- Data listing:

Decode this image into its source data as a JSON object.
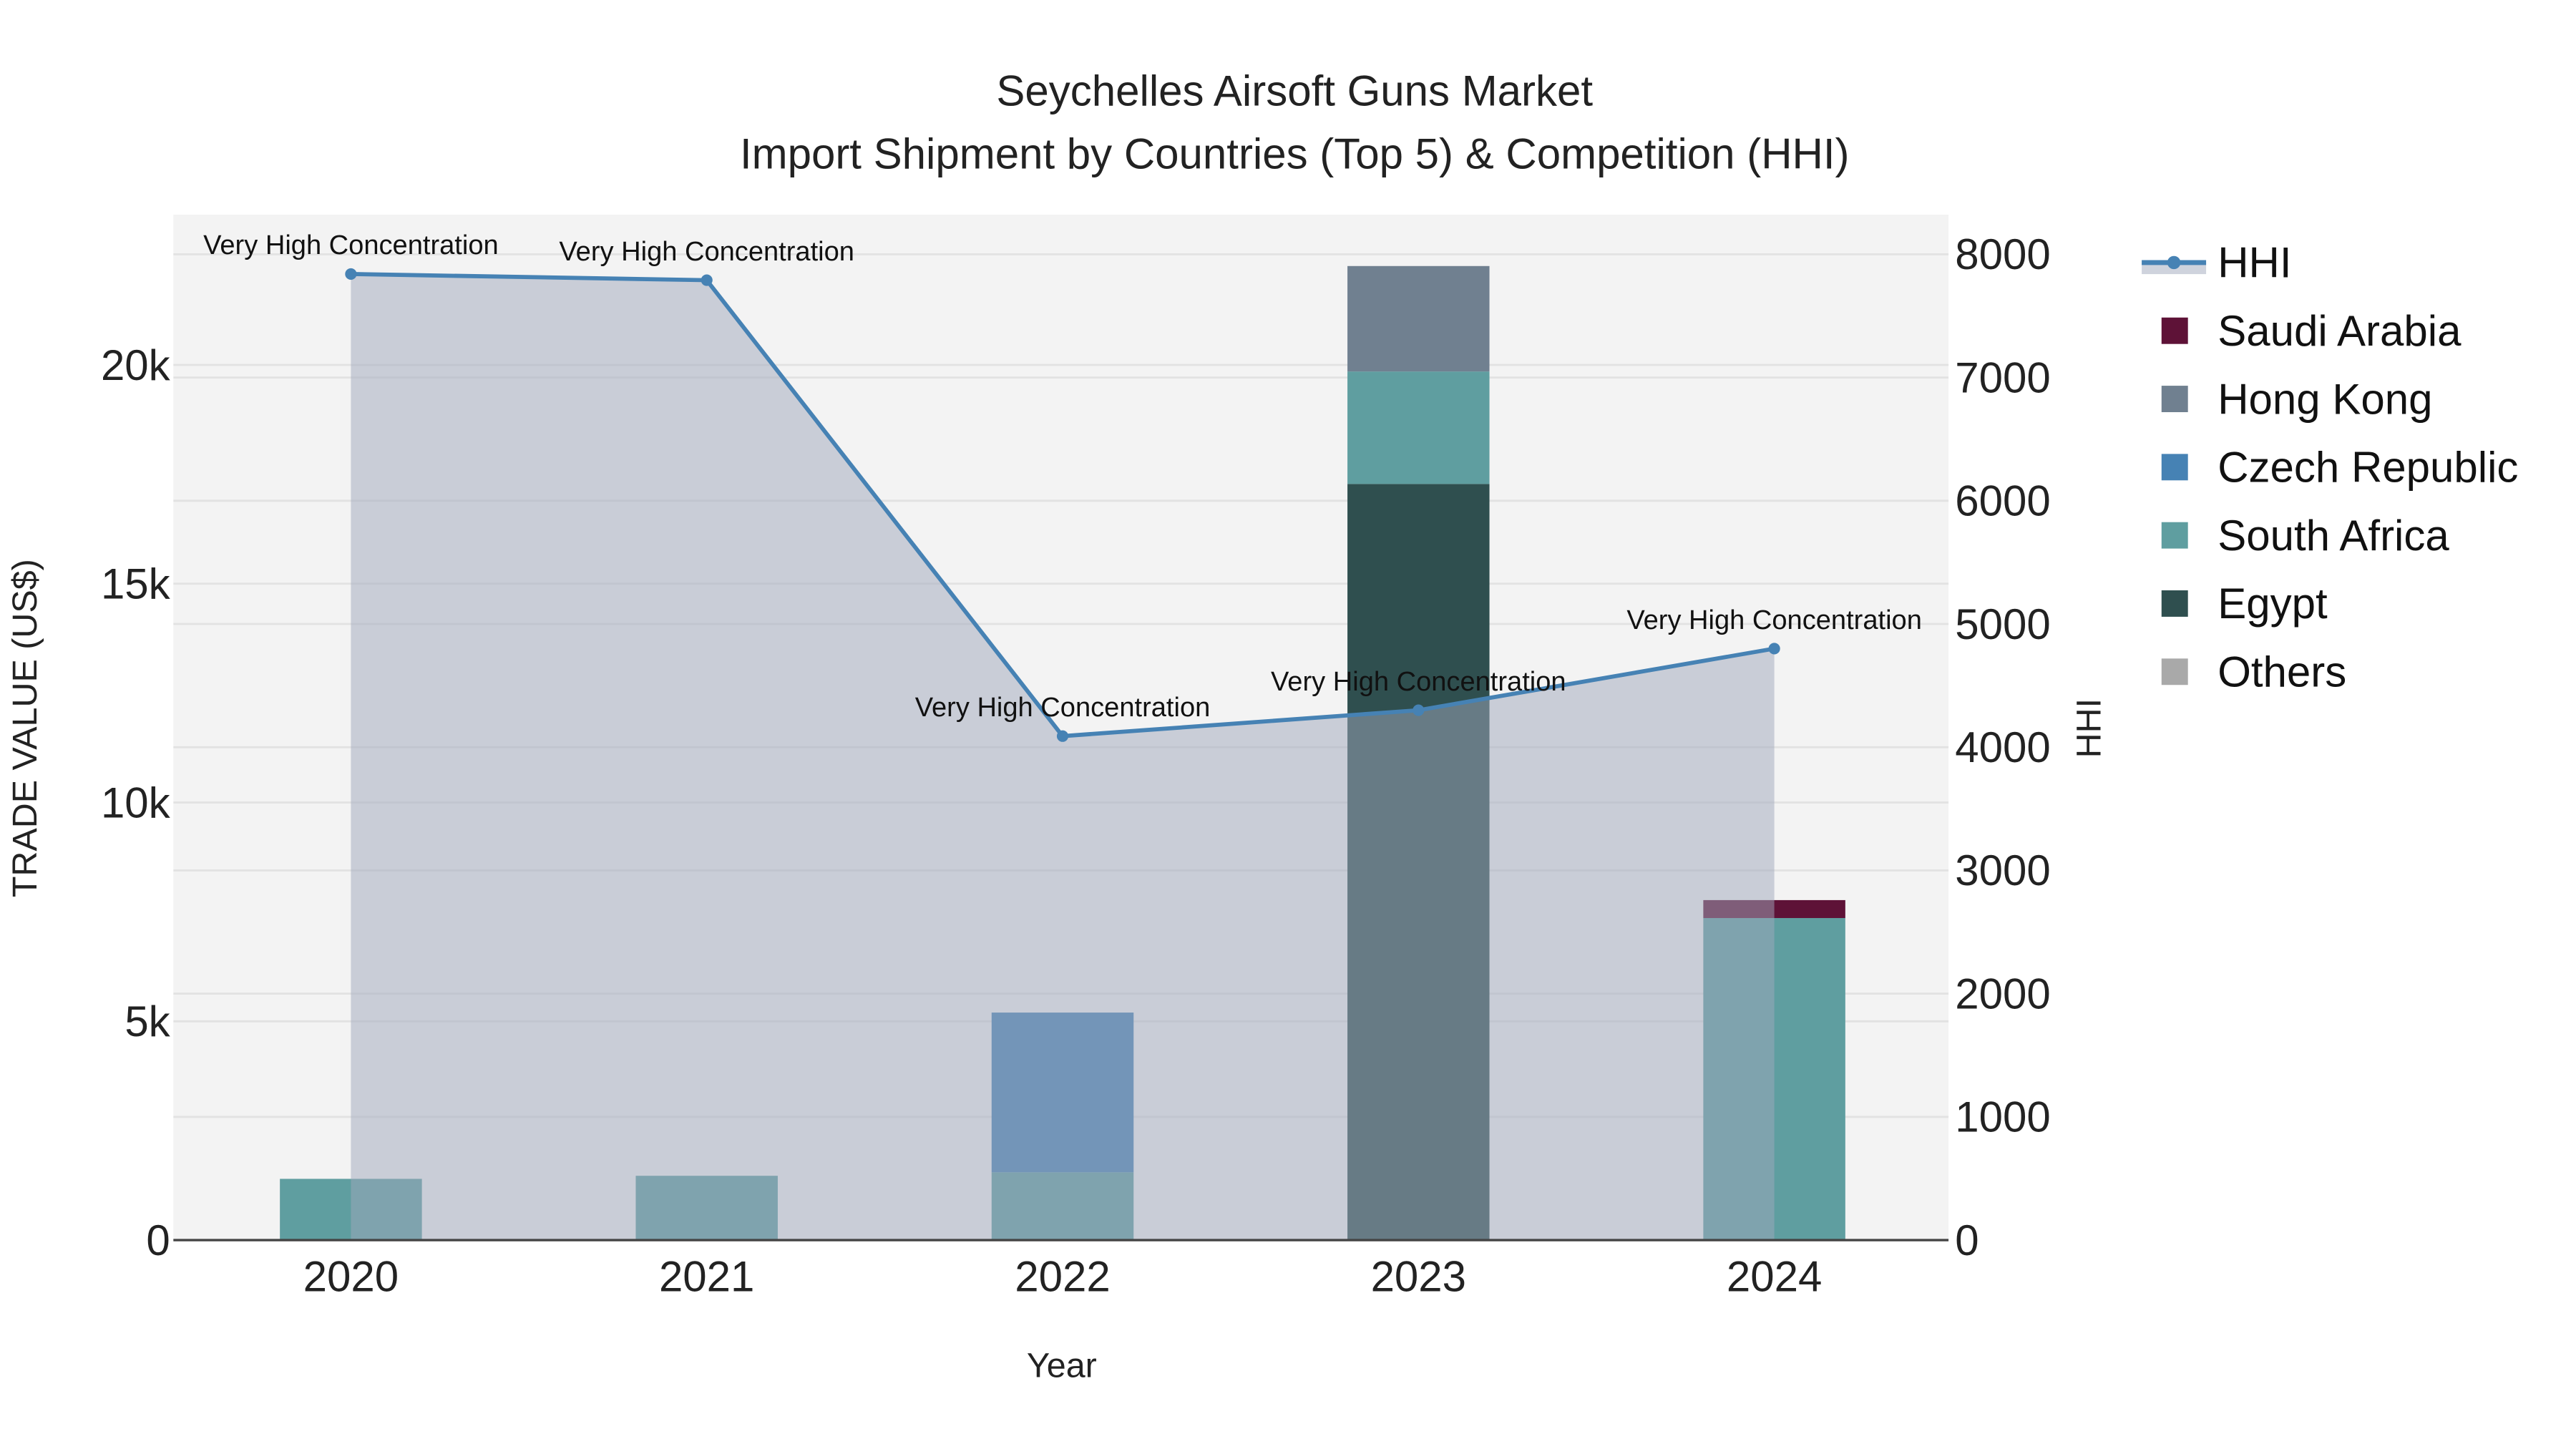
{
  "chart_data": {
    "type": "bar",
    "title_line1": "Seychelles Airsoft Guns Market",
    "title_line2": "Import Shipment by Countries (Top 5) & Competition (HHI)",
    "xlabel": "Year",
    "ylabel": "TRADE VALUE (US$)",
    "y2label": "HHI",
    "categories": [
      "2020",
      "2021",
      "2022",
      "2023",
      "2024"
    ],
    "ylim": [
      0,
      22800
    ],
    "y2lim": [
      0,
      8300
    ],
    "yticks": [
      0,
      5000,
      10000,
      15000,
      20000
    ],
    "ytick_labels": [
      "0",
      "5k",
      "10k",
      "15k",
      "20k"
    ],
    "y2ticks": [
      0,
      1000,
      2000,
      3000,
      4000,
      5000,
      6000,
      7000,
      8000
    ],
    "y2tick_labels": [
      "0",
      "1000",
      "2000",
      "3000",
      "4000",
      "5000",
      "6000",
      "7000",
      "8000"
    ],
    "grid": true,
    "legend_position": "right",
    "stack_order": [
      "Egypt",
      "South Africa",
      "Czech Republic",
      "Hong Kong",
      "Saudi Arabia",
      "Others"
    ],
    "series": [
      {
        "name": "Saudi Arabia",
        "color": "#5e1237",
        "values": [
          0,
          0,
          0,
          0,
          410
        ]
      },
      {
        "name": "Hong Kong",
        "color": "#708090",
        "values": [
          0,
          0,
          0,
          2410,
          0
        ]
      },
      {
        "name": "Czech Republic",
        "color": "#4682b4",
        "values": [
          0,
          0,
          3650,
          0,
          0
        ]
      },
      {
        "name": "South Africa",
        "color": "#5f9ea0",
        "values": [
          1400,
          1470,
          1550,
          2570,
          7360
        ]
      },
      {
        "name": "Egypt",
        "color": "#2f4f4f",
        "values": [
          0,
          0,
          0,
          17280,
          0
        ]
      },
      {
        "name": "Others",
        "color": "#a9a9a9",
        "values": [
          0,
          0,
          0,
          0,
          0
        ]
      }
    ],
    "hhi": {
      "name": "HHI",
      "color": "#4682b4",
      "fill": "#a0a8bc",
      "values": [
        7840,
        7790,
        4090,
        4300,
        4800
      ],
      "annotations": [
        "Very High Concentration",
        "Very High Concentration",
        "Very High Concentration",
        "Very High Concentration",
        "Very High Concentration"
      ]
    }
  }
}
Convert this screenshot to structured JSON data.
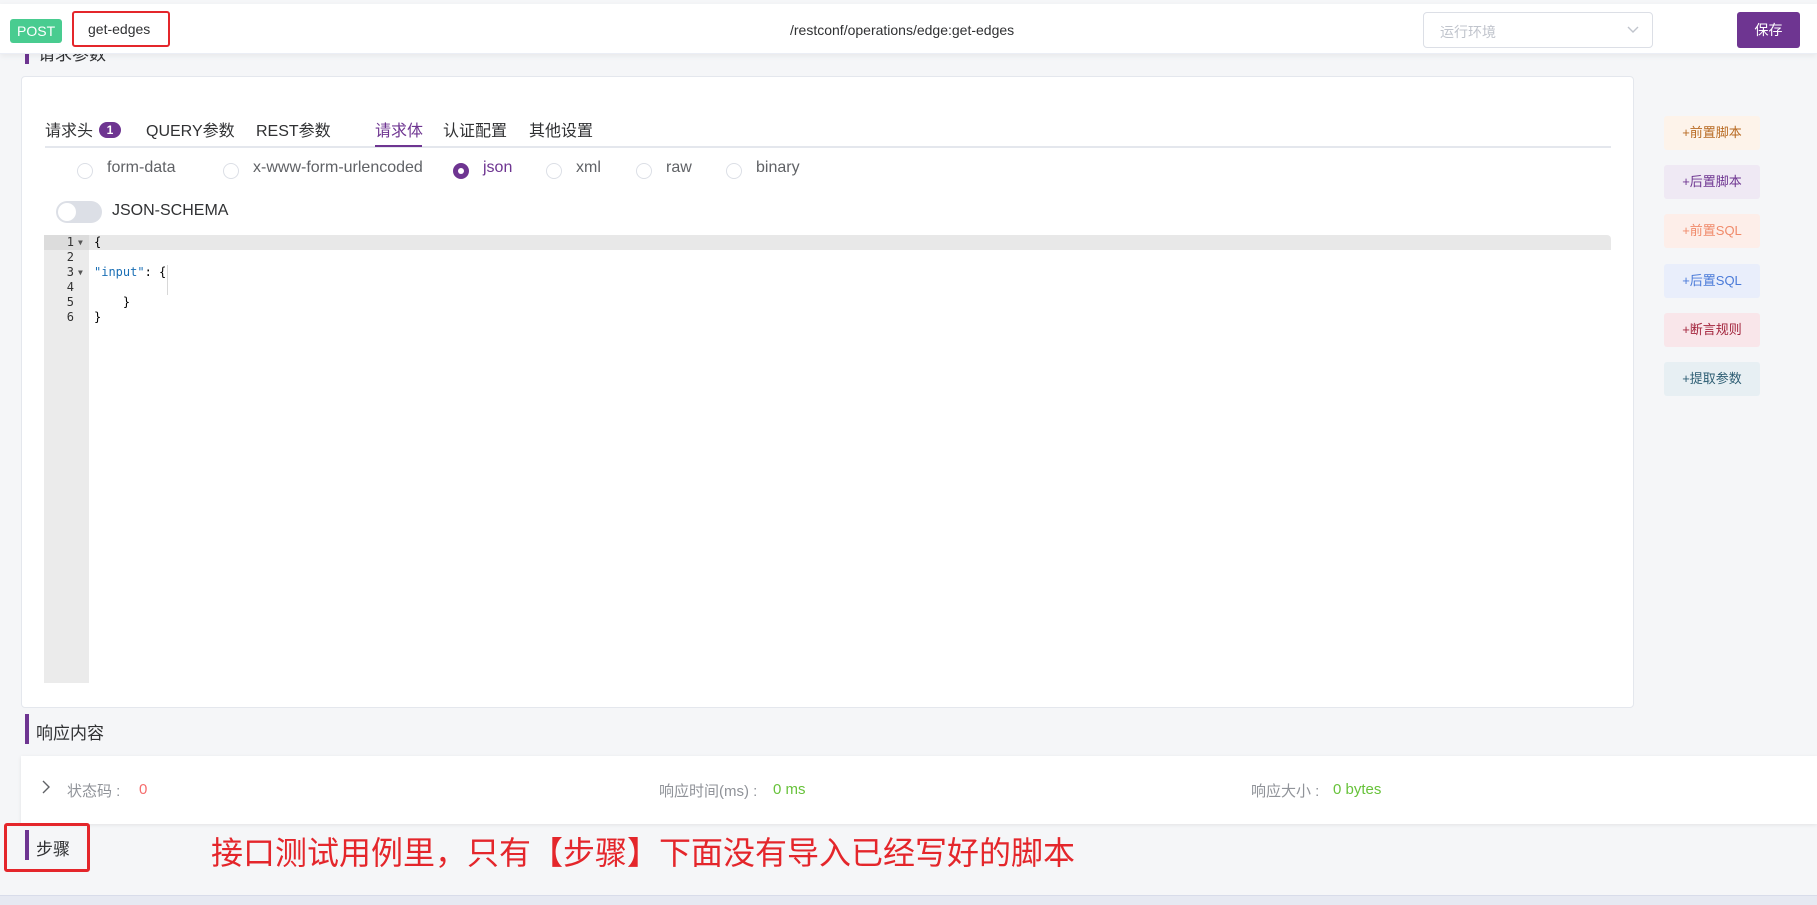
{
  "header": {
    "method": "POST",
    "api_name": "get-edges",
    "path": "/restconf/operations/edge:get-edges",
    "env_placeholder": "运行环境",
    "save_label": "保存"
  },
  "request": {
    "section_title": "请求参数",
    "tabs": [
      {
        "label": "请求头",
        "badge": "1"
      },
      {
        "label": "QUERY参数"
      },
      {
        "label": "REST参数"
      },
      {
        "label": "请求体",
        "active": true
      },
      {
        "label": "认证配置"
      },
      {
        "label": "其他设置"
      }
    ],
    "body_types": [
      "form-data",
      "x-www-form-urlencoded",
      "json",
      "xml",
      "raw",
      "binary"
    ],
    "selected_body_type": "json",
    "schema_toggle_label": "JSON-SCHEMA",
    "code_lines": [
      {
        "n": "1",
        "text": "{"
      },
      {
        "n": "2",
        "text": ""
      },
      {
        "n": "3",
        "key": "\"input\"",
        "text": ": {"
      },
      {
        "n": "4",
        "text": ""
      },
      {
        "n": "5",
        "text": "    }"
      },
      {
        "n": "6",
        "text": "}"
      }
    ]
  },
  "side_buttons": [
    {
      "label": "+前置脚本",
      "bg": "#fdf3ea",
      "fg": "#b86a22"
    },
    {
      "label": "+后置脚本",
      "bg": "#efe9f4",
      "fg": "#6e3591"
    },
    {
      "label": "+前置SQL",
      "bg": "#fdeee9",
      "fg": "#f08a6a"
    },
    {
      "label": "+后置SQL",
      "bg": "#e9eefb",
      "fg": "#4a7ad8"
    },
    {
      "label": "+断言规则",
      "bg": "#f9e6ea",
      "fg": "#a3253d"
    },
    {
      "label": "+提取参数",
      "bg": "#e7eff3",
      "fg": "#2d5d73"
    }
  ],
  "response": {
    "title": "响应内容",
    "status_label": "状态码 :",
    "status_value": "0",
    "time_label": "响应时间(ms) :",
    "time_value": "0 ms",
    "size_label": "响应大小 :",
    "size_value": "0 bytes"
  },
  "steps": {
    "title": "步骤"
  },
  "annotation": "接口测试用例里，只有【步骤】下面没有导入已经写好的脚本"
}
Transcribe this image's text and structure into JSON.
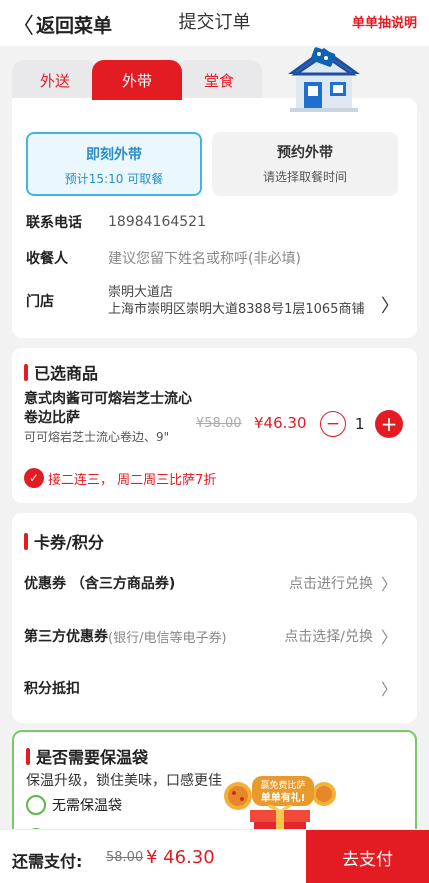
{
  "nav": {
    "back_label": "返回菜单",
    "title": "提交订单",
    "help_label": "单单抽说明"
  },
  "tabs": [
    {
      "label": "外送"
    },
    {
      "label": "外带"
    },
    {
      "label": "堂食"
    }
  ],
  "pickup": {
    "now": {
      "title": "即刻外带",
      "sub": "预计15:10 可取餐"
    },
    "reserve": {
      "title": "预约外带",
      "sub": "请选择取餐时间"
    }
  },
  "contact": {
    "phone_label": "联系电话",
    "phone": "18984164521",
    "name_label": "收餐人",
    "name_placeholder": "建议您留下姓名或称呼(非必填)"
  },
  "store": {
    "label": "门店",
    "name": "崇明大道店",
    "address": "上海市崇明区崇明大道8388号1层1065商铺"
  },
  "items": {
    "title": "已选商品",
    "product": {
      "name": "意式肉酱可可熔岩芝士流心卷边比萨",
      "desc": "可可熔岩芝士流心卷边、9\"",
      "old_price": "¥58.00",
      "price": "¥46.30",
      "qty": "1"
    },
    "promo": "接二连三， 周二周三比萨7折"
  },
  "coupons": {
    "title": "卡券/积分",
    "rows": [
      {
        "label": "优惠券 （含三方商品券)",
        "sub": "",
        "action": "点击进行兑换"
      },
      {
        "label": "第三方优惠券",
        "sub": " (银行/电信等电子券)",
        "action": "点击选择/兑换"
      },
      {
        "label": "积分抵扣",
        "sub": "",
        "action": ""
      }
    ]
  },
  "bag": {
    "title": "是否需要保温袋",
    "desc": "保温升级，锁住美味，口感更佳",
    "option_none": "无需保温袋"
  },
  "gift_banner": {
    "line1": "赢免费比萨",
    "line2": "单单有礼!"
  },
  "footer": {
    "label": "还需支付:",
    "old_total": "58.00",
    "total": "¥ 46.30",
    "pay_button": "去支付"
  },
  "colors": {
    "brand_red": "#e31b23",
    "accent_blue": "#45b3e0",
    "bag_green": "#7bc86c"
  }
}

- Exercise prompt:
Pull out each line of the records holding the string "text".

- Response area:
        "text": "{"
        "text": ""
        "text": ": {"
        "text": ""
        "text": "    }"
        "text": "}"
Transcribe this image's text and structure into JSON.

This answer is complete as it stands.